#### Your goal
Say how many lines of the records include the string "JSON". Nothing else belongs in the answer.

─── Record extracts ───

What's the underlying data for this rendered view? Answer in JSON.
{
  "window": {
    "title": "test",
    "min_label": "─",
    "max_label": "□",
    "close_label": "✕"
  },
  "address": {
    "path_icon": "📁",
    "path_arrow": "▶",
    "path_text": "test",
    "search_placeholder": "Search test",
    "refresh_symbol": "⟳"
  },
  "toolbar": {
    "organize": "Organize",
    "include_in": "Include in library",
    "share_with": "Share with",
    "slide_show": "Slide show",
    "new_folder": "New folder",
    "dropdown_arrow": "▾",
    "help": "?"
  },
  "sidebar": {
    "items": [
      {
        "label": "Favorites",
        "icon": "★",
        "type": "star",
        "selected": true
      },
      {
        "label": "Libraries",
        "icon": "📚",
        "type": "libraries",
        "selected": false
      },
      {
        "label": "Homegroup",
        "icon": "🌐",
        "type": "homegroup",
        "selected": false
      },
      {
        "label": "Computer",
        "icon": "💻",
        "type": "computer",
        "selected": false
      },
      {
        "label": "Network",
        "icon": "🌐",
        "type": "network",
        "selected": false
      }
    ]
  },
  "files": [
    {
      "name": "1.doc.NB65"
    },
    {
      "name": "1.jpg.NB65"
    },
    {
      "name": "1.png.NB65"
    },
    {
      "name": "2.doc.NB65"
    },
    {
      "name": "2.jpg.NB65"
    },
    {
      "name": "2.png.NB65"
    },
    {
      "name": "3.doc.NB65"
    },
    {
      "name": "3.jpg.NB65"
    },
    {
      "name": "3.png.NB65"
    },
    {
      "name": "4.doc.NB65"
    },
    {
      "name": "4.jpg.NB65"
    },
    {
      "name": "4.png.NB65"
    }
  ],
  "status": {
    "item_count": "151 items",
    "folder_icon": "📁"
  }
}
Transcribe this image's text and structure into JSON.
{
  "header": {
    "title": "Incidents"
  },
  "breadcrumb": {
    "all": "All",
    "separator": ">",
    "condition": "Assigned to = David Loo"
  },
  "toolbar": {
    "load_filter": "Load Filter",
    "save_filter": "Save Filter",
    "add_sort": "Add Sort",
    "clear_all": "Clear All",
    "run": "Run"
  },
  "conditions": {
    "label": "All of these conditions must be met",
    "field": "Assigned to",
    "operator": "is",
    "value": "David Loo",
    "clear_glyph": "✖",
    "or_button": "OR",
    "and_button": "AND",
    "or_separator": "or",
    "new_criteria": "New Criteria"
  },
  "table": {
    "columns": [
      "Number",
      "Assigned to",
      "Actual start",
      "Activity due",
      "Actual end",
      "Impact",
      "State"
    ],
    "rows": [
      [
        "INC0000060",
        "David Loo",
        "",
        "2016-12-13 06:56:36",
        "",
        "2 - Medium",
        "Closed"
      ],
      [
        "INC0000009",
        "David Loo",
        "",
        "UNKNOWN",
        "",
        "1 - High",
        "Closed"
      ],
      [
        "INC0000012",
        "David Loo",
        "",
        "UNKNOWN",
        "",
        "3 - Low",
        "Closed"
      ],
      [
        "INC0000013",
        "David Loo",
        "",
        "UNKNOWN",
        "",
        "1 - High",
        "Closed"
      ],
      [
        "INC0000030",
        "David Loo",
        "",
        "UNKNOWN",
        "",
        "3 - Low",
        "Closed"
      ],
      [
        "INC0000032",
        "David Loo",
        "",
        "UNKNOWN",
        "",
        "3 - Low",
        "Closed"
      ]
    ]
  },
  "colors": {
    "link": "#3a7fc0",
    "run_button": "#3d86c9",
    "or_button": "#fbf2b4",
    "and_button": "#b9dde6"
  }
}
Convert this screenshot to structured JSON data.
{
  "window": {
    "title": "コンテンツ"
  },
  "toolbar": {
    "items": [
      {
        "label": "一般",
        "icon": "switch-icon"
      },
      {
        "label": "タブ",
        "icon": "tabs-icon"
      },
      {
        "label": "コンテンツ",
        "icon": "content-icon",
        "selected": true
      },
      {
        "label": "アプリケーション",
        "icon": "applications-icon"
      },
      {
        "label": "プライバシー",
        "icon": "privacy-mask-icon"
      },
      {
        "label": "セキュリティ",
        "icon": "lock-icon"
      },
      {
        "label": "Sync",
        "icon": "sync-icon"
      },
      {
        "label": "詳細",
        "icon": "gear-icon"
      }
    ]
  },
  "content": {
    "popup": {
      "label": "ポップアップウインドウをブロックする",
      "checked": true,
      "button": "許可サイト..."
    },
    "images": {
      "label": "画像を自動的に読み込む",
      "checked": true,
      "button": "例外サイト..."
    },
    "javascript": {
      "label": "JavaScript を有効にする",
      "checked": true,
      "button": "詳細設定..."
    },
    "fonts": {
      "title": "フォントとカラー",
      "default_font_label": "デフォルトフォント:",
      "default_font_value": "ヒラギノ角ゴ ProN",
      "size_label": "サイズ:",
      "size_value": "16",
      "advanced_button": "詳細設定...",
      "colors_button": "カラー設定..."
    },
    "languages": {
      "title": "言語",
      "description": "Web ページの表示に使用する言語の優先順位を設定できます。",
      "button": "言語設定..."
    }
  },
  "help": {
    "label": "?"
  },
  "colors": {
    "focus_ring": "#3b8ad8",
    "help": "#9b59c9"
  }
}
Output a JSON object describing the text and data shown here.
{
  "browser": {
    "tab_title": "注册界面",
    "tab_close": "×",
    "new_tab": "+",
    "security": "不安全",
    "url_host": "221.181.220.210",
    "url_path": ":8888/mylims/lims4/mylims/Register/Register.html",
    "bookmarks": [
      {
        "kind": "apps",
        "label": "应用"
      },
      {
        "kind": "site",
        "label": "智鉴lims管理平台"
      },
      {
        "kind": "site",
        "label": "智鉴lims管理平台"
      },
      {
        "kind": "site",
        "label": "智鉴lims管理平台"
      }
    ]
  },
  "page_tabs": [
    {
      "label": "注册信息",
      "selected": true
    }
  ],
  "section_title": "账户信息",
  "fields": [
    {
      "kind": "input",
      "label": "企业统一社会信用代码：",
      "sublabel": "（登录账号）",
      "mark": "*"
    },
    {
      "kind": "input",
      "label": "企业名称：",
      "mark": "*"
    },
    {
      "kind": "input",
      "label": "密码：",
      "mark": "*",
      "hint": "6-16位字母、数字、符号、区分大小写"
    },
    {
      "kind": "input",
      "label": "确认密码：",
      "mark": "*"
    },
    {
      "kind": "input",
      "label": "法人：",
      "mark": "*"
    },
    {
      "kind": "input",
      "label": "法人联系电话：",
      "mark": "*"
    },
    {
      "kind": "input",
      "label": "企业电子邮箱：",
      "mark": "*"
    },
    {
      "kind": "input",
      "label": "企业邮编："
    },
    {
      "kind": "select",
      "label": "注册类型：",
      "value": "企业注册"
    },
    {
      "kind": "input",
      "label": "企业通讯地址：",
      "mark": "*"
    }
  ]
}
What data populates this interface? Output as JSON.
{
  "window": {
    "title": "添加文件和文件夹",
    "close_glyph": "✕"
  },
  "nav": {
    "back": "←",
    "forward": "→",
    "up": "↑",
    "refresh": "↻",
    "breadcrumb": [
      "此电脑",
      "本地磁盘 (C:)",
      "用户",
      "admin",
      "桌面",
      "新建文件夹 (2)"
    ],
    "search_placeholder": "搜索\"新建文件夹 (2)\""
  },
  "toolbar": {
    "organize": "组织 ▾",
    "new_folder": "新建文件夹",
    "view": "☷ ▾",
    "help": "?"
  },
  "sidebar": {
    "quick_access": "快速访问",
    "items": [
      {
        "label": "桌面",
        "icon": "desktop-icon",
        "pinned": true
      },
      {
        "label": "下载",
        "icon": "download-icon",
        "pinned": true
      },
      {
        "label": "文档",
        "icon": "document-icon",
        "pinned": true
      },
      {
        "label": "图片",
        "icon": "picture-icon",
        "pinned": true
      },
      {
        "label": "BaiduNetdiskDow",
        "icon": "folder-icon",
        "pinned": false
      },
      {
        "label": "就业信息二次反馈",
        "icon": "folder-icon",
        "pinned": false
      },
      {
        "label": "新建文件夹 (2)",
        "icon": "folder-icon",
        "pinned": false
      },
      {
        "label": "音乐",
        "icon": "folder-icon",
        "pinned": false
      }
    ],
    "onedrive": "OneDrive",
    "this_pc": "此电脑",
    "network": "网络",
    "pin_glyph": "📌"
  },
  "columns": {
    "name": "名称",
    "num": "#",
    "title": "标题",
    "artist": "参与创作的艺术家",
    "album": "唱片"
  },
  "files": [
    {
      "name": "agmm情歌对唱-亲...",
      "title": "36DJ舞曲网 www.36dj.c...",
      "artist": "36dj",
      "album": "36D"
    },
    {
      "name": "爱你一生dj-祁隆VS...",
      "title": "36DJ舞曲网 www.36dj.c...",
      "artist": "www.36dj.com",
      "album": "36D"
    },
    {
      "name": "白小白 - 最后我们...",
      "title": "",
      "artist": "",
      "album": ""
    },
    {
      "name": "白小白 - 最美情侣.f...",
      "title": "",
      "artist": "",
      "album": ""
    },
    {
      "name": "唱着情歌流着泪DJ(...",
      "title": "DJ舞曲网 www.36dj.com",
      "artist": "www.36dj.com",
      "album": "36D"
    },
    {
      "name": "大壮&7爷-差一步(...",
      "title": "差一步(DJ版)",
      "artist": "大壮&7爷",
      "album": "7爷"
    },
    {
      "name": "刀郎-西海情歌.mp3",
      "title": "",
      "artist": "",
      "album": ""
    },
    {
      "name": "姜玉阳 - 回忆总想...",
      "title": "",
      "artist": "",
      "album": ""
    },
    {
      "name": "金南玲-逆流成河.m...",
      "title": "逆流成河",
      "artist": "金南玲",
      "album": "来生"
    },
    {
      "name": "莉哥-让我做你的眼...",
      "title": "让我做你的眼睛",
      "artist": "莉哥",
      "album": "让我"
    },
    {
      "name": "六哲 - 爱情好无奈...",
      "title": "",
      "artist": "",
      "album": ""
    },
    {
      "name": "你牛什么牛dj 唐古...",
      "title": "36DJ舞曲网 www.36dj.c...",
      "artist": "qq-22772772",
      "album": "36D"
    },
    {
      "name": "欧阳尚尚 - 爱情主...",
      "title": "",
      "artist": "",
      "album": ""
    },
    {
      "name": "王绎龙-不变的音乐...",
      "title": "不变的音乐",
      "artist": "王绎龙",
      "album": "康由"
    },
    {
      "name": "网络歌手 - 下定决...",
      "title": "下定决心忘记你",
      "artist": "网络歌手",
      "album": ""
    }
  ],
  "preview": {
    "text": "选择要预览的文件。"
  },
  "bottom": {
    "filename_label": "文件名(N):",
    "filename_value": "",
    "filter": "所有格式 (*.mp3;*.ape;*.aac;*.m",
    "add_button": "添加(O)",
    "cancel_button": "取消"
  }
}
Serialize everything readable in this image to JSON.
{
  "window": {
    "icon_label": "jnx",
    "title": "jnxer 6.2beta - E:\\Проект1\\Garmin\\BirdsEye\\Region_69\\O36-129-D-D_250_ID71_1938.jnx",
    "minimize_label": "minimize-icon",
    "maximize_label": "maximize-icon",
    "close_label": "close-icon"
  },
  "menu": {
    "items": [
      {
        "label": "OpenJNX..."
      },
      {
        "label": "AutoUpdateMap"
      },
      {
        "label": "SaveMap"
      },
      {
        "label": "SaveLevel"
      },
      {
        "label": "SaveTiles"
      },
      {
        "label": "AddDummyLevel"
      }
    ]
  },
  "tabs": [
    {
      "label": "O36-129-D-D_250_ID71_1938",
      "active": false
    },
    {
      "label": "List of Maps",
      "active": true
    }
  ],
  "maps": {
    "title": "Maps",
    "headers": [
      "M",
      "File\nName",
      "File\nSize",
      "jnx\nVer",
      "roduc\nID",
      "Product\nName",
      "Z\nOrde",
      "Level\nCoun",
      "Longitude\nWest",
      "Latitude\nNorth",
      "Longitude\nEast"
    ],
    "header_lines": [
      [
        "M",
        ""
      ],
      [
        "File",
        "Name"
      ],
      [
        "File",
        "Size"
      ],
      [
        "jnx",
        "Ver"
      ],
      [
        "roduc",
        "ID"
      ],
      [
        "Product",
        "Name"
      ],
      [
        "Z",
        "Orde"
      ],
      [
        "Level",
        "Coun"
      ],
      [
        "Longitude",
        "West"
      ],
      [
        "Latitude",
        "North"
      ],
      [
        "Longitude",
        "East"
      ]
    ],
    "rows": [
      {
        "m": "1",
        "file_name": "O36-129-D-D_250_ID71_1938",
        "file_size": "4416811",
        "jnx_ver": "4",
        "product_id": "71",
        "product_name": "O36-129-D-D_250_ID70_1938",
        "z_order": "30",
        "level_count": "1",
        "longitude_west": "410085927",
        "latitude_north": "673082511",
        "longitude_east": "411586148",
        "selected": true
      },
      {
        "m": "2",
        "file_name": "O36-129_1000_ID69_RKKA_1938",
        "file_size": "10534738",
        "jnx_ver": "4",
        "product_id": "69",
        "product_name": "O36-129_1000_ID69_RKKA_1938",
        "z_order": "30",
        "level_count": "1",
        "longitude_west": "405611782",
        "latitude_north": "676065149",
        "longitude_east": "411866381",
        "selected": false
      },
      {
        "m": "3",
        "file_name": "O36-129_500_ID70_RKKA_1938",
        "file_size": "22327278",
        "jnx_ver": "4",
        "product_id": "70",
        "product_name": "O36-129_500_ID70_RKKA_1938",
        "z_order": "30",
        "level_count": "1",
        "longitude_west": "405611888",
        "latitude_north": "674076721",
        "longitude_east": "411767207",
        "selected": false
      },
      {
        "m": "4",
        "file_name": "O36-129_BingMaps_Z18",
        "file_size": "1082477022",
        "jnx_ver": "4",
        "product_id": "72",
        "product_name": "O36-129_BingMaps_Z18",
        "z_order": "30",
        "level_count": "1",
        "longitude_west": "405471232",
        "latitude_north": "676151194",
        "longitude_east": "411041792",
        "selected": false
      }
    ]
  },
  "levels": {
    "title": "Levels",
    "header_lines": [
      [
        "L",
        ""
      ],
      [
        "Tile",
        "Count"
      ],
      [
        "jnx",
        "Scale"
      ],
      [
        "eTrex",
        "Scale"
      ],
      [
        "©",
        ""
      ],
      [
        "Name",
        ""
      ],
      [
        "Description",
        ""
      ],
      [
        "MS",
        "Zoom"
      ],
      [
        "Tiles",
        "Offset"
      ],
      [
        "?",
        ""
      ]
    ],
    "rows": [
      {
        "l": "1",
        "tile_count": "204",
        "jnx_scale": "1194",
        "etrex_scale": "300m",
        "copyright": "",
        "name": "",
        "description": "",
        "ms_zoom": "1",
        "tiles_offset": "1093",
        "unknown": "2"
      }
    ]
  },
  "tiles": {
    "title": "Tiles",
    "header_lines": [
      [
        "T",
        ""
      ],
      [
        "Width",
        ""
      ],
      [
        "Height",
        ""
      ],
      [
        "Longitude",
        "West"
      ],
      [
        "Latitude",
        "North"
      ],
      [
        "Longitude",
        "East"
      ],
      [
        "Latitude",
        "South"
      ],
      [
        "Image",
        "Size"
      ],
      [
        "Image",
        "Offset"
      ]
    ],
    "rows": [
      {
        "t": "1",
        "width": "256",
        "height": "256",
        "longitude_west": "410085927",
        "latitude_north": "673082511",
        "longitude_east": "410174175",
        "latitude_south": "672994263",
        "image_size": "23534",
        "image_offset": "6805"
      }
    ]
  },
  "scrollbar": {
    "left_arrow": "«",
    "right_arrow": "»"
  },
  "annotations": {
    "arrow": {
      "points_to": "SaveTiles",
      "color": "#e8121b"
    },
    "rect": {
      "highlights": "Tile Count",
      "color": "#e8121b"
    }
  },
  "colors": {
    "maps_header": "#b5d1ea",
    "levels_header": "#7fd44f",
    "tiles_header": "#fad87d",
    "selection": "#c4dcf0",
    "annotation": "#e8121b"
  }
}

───

#### Written response
6